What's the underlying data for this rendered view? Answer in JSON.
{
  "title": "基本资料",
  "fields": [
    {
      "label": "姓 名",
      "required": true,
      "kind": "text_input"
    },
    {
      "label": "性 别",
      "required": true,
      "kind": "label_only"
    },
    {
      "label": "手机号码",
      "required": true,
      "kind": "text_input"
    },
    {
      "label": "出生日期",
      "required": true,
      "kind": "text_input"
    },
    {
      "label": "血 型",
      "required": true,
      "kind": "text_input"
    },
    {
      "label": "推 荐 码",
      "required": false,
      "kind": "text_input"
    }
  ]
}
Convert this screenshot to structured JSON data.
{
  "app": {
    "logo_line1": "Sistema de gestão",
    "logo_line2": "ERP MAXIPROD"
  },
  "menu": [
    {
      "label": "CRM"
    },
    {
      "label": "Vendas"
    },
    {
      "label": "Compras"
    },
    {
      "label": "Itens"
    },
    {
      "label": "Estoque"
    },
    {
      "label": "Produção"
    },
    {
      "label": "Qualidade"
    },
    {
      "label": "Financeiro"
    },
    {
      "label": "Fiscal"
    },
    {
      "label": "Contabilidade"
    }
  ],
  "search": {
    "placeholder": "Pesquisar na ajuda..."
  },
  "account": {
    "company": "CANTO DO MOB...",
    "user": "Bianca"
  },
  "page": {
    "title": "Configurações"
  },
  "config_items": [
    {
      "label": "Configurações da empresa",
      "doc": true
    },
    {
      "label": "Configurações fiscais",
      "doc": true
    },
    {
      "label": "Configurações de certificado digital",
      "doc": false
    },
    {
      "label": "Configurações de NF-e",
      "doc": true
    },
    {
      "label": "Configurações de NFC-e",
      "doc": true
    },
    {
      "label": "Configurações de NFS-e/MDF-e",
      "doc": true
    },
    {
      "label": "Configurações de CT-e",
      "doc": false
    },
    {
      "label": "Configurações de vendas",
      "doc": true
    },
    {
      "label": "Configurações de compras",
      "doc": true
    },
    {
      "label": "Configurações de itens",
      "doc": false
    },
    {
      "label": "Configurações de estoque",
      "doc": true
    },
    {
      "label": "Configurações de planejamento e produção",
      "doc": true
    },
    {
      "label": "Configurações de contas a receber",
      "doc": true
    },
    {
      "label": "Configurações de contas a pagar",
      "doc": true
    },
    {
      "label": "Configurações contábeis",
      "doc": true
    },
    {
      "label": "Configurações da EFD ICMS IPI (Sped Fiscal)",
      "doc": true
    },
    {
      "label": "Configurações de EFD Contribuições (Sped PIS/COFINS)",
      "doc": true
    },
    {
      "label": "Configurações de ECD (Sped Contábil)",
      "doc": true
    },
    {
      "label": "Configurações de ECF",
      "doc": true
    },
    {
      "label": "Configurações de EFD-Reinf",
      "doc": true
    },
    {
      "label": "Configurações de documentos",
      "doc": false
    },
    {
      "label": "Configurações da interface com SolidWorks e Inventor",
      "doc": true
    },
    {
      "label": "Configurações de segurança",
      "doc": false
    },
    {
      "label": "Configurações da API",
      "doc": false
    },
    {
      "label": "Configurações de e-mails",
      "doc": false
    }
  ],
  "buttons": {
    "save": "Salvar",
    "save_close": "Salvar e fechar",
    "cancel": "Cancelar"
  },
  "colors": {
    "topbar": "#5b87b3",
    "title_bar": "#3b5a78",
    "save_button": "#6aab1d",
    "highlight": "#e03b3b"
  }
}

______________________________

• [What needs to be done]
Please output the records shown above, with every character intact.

• [Answer box]
What's the underlying data for this rendered view? Answer in JSON.
{
  "title": "基本资料",
  "fields": [
    {
      "label": "姓 名",
      "required": true,
      "kind": "text_input"
    },
    {
      "label": "性 别",
      "required": true,
      "kind": "label_only"
    },
    {
      "label": "手机号码",
      "required": true,
      "kind": "text_input"
    },
    {
      "label": "出生日期",
      "required": true,
      "kind": "text_input"
    },
    {
      "label": "血 型",
      "required": true,
      "kind": "text_input"
    },
    {
      "label": "推 荐 码",
      "required": false,
      "kind": "text_input"
    }
  ]
}
Convert this screenshot to structured JSON data.
{
  "app": {
    "logo_line1": "Sistema de gestão",
    "logo_line2": "ERP MAXIPROD"
  },
  "menu": [
    {
      "label": "CRM"
    },
    {
      "label": "Vendas"
    },
    {
      "label": "Compras"
    },
    {
      "label": "Itens"
    },
    {
      "label": "Estoque"
    },
    {
      "label": "Produção"
    },
    {
      "label": "Qualidade"
    },
    {
      "label": "Financeiro"
    },
    {
      "label": "Fiscal"
    },
    {
      "label": "Contabilidade"
    }
  ],
  "search": {
    "placeholder": "Pesquisar na ajuda..."
  },
  "account": {
    "company": "CANTO DO MOB...",
    "user": "Bianca"
  },
  "page": {
    "title": "Configurações"
  },
  "config_items": [
    {
      "label": "Configurações da empresa",
      "doc": true
    },
    {
      "label": "Configurações fiscais",
      "doc": true
    },
    {
      "label": "Configurações de certificado digital",
      "doc": false
    },
    {
      "label": "Configurações de NF-e",
      "doc": true
    },
    {
      "label": "Configurações de NFC-e",
      "doc": true
    },
    {
      "label": "Configurações de NFS-e/MDF-e",
      "doc": true
    },
    {
      "label": "Configurações de CT-e",
      "doc": false
    },
    {
      "label": "Configurações de vendas",
      "doc": true
    },
    {
      "label": "Configurações de compras",
      "doc": true
    },
    {
      "label": "Configurações de itens",
      "doc": false
    },
    {
      "label": "Configurações de estoque",
      "doc": true
    },
    {
      "label": "Configurações de planejamento e produção",
      "doc": true
    },
    {
      "label": "Configurações de contas a receber",
      "doc": true
    },
    {
      "label": "Configurações de contas a pagar",
      "doc": true
    },
    {
      "label": "Configurações contábeis",
      "doc": true
    },
    {
      "label": "Configurações da EFD ICMS IPI (Sped Fiscal)",
      "doc": true
    },
    {
      "label": "Configurações de EFD Contribuições (Sped PIS/COFINS)",
      "doc": true
    },
    {
      "label": "Configurações de ECD (Sped Contábil)",
      "doc": true
    },
    {
      "label": "Configurações de ECF",
      "doc": true
    },
    {
      "label": "Configurações de EFD-Reinf",
      "doc": true
    },
    {
      "label": "Configurações de documentos",
      "doc": false
    },
    {
      "label": "Configurações da interface com SolidWorks e Inventor",
      "doc": true
    },
    {
      "label": "Configurações de segurança",
      "doc": false
    },
    {
      "label": "Configurações da API",
      "doc": false
    },
    {
      "label": "Configurações de e-mails",
      "doc": false
    }
  ],
  "buttons": {
    "save": "Salvar",
    "save_close": "Salvar e fechar",
    "cancel": "Cancelar"
  },
  "colors": {
    "topbar": "#5b87b3",
    "title_bar": "#3b5a78",
    "save_button": "#6aab1d",
    "highlight": "#e03b3b"
  }
}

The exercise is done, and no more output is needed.